CORRECTION (4/30/2012): This article was previously published without correct attribution. Quotation marks and links to original material have been added. Many thanks to John Steele, founder of www.legalethicsforum.com and author of the Top Ten Legal Ethics Stories of 2011.
It is another new year and it is time to look back on the top legal ethics stories of 2011. Not only are the stories interesting, but they portend trends as to how the courts view attorney conduct issues.
First, “a number of federal courts have upheld sophisticated agreements [advance waivers] between lawyers and clients pertaining to conflicts of interest that might arise in the future”. The opinions deal with the business client and show recognition by the courts that sophisticated clients should be allowed flexibility in how they deal with conflicts. Large firms, of course, support this position, as do lawyers who handle matters for corporate clients. See the Federal Circuit’s decision In re Shared Memory Graphics, LLC, 659 F.3d 1336, and California decisions Multimedia Patent Trust v. Apple (2011 U.S. Dist. Lexis 46237 (April 29, 2011) and SEC v. Tang, N. Dist. Calif. C-09-05146 JCS to see what type of client and waiver will pass muster .
Another interesting legal ethics development is the United States Supreme Court case Turner v. Rogers (Slip Op June 20, 2011). There, “the Court held that the 14th Amendment does not categorically require a state to provide counsel for all indigent parents facing a civil contempt hearing for non-payment of child support where the other parent is not represented by counsel“. ABA ethics rules favor attorneys providing pro bono services in these areas of law. “As many of [you] know,there has been a movement for various forms of ‘Civil Gideon’ rights to be established, so that indigent litigants would be assured state-provided counsel for certain kinds of litigation that most direct affect liberty interests (e.g., divorce, custody, eviction). The movement has been stymied politically and fiscally, but the ultimate fate of the movement is still very much up for grabs. California has established a pilot program for Civil Gideon [...] [but] in Guardianship of HC, 11 CDOS 10019, the California Supreme Court held that a mother did not have a due process right to counsel in a guardianship case.”

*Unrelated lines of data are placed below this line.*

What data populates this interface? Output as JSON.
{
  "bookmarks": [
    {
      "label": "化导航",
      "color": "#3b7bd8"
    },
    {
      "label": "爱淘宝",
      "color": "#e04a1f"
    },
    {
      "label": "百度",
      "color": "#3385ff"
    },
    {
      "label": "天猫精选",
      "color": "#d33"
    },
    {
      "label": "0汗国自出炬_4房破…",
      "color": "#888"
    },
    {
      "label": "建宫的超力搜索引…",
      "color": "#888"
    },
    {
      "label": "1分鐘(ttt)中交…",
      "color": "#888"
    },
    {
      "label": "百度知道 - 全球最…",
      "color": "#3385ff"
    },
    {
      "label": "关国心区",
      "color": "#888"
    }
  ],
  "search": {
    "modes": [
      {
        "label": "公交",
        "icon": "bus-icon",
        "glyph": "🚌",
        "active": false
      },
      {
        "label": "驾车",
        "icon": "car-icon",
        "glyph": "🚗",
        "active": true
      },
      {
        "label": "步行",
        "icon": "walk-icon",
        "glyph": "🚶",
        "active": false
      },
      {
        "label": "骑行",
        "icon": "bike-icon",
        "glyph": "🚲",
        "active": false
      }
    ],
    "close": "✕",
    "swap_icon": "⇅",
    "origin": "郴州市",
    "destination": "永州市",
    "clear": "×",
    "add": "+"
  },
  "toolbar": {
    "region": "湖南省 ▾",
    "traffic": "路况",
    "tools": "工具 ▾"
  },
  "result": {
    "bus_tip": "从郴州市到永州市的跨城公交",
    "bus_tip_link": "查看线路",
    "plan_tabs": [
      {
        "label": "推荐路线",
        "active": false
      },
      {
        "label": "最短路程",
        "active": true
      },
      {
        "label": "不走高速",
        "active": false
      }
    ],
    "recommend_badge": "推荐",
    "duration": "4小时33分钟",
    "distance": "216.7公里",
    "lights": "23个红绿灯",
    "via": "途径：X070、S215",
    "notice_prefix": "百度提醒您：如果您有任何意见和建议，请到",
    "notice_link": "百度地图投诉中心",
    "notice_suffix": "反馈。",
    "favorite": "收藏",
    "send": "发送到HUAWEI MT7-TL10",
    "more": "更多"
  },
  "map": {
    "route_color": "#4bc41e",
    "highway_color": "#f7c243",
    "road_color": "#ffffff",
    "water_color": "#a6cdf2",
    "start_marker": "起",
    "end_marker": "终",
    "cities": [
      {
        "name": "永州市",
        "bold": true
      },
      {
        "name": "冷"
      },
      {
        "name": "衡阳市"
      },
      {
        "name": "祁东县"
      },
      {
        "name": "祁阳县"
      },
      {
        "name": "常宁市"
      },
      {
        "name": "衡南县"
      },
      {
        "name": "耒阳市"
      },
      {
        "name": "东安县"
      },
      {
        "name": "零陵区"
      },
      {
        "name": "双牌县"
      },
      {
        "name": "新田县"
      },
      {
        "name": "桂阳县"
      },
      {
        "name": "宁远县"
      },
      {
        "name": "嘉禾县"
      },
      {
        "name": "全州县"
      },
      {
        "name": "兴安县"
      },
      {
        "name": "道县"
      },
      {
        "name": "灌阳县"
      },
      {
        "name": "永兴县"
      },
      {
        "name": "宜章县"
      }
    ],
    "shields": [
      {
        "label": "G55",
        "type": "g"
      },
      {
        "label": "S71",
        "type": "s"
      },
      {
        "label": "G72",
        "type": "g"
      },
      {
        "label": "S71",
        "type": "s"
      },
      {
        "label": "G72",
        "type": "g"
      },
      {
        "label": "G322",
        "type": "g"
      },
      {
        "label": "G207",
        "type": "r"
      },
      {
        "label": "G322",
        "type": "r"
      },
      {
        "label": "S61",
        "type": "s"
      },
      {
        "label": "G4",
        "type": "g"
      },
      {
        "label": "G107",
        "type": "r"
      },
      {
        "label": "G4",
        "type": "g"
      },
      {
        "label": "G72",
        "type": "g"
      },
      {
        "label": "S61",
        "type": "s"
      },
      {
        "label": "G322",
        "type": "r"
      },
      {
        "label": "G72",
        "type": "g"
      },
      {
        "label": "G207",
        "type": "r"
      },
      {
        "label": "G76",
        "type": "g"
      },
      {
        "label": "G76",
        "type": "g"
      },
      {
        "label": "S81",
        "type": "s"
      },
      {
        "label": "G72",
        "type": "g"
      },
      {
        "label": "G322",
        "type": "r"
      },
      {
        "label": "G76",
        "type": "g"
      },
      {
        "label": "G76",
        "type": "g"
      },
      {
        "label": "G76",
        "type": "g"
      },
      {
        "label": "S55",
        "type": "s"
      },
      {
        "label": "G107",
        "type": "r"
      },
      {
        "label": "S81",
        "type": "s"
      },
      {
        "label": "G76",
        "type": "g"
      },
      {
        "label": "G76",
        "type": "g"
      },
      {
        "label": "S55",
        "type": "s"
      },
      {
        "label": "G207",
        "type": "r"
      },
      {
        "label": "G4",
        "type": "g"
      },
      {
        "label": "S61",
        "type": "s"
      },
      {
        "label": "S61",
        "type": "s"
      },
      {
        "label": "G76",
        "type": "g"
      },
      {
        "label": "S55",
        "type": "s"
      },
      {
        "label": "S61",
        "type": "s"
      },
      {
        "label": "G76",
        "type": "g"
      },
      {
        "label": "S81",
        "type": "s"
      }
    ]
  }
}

The most controversial development in ethics last year was the “explosion of suits against law schools alleging that the schools have been pumping out fraudulent statistics about the employment of their graduates”. For instance, law schools would say a graduate was employed within three months of graduation when he or she was working at a Starbucks making cappuccinos. The schools quickly responded that they had complied with ABA guidelines on reporting employment and “the ABA quickly re-wrote the regulations to increase necessary disclosures and close loopholes”. In some cases, schools like Illinois and Villanova admitted that they have been “juking the stats” to get admissions candidates. At a cost of $35,000-$40,000 per year just in tuition for a private law school, you can imagine how angry students are who entered law school in 2008.
On the criminal front, the ill-conceived prosecution of Glaxo-Smith-Kline in-house lawyer Laura Stevens imploded. Steven’s alleged criminal conduct was seen to be ordinary lawyering in the context of responding to administrative demands for information. Apparently the DOJ and the FDA publically stated that they would increasingly target individual corporate executives for criminal prosecution. They alleged that Ms. Stevens authored several letters during an investigation denying that GSK promoted Wellbutrin for off-label purposes. Stevens denied liability and based her defense on the claim that, in responding to an FDA inquiry, she took the advice of law firm King and Spaulding. Her reliance on lawyers’ advice negated the accusation that she intended to break the law. So far, there is no indictment of King and Spaulding and I doubt the SEC wants to take on that behemoth.
It will be interesting to see what new ethics developments 2012 will bring. Perhaps some long-awaited new Rules of Professional Conduct currently sitting in the California Supreme Court? Only time will tell.
Carol M. Langford is an attorney specializing in State Bar defense work and assisting nurses, brokers and doctors in their ethics matters. She is also an adjunct professor of professional responsibility at Boalt Hall and USF School of Law. Thanks to John Steele for his Top Ten Legal Ethics Stories blog.
Filed Under: Ethics Corner